Brief
Exactly as given, repeat all of the entries.

Records from a dataset
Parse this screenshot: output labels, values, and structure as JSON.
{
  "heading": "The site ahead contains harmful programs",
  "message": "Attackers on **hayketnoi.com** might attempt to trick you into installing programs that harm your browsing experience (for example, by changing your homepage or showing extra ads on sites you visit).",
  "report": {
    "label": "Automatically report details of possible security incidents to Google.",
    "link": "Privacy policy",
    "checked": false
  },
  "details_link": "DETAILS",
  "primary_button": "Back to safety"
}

Output for this exercise
Parse this screenshot: output labels, values, and structure as JSON.
{
  "heading": "The site ahead contains harmful programs",
  "message": "Attackers on **hayketnoi.com** might attempt to trick you into installing programs that harm your browsing experience (for example, by changing your homepage or showing extra ads on sites you visit).",
  "report": {
    "label": "Automatically report details of possible security incidents to Google.",
    "link": "Privacy policy",
    "checked": false
  },
  "details_link": "DETAILS",
  "primary_button": "Back to safety"
}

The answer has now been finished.